• _Task goal_: The lines below that include "Photoshop" are to be found and copied.

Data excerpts
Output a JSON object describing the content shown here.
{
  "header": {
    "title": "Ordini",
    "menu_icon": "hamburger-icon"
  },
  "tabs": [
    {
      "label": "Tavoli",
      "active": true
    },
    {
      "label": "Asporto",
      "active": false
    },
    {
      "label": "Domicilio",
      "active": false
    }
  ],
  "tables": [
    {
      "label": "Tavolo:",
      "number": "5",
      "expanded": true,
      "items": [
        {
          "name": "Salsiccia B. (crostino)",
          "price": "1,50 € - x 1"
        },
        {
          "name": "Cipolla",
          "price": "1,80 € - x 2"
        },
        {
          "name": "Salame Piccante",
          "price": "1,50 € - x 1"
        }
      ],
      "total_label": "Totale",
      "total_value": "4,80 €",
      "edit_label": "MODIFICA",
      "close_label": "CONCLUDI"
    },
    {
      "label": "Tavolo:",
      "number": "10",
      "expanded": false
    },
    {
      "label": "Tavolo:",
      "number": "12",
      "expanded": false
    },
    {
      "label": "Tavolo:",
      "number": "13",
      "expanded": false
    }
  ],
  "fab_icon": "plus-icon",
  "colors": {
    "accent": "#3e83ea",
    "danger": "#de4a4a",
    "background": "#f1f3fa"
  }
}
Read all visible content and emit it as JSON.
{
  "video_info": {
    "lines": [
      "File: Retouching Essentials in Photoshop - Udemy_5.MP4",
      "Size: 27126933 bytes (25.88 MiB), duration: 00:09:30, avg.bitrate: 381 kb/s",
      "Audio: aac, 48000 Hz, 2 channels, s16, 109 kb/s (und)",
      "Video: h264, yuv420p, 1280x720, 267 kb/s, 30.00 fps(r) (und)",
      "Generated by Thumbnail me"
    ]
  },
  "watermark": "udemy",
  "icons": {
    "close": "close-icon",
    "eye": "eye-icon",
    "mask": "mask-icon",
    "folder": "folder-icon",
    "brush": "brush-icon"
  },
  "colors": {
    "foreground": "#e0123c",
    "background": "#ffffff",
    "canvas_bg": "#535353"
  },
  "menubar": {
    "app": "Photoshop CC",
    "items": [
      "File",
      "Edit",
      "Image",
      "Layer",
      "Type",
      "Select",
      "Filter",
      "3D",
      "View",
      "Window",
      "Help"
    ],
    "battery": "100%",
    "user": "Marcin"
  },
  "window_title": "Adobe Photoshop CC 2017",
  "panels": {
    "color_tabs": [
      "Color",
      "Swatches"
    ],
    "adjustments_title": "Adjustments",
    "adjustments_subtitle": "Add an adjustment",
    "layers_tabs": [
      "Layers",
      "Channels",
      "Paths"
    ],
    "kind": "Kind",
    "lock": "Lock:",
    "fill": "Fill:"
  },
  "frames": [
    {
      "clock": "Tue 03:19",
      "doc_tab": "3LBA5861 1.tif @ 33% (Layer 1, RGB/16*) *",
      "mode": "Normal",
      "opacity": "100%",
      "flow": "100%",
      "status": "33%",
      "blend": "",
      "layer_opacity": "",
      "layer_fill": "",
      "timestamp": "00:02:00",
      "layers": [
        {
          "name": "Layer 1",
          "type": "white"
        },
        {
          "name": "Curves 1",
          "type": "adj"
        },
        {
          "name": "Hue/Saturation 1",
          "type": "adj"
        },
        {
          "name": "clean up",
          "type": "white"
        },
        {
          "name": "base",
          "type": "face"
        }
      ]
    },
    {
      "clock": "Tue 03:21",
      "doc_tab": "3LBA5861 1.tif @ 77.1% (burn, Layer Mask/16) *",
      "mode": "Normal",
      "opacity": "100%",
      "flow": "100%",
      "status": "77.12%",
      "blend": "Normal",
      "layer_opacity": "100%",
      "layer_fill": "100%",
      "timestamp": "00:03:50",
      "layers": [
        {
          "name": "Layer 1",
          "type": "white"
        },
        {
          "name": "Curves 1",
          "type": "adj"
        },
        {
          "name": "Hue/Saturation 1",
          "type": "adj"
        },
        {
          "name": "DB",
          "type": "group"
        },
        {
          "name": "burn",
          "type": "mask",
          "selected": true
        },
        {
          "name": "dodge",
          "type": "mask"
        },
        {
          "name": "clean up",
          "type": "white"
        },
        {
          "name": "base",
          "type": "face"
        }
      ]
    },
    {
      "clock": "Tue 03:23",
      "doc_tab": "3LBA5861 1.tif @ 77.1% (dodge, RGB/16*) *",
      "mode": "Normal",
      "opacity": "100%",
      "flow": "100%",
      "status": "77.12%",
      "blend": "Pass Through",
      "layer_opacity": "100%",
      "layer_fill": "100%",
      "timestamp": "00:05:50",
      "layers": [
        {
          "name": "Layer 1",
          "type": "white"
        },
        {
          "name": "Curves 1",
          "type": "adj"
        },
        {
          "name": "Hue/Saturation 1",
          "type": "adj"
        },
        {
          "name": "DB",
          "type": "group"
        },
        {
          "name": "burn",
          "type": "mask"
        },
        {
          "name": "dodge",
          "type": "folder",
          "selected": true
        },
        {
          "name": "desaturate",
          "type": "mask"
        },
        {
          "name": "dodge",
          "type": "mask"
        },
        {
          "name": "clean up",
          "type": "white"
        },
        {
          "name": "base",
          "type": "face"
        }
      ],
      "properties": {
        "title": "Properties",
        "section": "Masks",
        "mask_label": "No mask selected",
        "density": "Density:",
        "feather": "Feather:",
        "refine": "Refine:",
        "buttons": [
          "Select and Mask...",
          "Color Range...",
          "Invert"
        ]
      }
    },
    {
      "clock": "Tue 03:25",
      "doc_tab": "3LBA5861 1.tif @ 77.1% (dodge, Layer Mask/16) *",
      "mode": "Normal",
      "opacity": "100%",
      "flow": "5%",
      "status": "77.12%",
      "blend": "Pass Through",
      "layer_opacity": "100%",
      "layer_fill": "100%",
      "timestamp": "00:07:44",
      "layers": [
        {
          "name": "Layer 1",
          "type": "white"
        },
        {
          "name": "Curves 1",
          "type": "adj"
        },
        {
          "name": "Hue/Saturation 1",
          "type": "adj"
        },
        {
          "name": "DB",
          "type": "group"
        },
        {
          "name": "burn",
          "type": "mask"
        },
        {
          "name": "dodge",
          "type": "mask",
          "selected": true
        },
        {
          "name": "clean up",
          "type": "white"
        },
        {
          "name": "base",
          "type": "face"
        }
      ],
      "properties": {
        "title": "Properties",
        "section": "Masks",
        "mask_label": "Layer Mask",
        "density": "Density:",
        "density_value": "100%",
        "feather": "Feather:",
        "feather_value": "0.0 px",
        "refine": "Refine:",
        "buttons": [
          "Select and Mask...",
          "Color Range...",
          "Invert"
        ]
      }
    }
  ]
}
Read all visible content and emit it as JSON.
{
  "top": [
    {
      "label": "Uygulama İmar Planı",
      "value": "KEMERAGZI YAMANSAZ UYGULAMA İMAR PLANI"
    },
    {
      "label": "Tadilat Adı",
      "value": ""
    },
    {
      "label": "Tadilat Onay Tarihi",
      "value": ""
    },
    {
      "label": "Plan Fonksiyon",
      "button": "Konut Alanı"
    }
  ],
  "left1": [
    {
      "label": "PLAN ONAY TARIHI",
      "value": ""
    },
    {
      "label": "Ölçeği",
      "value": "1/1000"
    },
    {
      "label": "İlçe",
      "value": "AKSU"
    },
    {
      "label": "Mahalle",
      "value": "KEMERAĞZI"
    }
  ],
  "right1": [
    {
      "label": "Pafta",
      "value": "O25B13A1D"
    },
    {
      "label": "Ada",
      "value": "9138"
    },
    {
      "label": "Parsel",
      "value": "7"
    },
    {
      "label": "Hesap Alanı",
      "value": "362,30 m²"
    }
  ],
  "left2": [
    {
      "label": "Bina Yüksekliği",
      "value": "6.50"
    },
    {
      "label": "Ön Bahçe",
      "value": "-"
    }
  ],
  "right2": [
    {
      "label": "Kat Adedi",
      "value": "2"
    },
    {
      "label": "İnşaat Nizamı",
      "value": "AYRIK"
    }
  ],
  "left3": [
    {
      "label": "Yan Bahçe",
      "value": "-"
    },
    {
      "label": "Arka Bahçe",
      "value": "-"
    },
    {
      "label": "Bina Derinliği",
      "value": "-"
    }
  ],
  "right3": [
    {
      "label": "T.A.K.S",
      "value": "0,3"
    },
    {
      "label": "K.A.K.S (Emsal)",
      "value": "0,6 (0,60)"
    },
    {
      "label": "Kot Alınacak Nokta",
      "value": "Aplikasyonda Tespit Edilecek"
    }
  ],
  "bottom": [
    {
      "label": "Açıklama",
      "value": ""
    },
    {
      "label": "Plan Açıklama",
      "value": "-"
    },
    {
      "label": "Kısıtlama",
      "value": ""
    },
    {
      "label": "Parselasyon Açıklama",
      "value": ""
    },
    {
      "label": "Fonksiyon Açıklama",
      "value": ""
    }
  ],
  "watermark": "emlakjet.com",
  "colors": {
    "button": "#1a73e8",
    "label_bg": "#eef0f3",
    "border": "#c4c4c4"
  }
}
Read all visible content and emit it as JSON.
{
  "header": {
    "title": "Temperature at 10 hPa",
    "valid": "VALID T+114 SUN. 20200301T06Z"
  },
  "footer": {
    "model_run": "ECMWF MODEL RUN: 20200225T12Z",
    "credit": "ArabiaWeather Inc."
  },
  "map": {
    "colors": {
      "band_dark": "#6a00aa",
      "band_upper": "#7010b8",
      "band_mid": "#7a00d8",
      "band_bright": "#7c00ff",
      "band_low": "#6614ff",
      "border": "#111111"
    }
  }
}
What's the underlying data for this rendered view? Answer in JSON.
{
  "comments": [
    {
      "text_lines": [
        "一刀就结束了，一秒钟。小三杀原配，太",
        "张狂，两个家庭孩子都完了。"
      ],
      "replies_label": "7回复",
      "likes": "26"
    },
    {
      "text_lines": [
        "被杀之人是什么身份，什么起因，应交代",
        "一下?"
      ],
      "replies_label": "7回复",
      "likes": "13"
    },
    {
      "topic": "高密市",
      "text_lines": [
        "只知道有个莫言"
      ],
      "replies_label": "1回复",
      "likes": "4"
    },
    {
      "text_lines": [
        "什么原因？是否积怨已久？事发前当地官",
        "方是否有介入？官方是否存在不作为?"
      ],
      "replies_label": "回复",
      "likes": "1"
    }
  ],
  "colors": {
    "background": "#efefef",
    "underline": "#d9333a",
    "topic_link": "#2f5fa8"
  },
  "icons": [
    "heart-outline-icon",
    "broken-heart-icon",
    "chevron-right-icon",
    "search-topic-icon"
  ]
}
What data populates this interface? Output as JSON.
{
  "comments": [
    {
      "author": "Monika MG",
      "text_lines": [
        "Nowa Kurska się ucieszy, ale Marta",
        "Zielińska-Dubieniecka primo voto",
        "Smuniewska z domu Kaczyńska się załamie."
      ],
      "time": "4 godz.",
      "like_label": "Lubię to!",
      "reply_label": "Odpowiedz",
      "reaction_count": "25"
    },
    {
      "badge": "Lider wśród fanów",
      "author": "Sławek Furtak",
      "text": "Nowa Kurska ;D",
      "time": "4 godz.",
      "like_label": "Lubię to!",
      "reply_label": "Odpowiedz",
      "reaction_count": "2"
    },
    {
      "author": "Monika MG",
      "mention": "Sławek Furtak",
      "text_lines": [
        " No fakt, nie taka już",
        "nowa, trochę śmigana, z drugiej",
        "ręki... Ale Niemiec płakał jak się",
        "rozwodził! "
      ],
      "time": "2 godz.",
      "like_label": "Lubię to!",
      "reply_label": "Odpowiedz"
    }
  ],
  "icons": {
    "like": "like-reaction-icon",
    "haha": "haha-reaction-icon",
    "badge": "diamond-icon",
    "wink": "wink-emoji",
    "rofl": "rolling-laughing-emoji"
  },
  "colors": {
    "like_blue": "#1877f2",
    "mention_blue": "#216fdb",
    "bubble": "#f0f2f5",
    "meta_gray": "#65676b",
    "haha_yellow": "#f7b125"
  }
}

• _Answer below_:
      "File: Retouching Essentials in Photoshop - Udemy_5.MP4",
    "app": "Photoshop CC",
  "window_title": "Adobe Photoshop CC 2017",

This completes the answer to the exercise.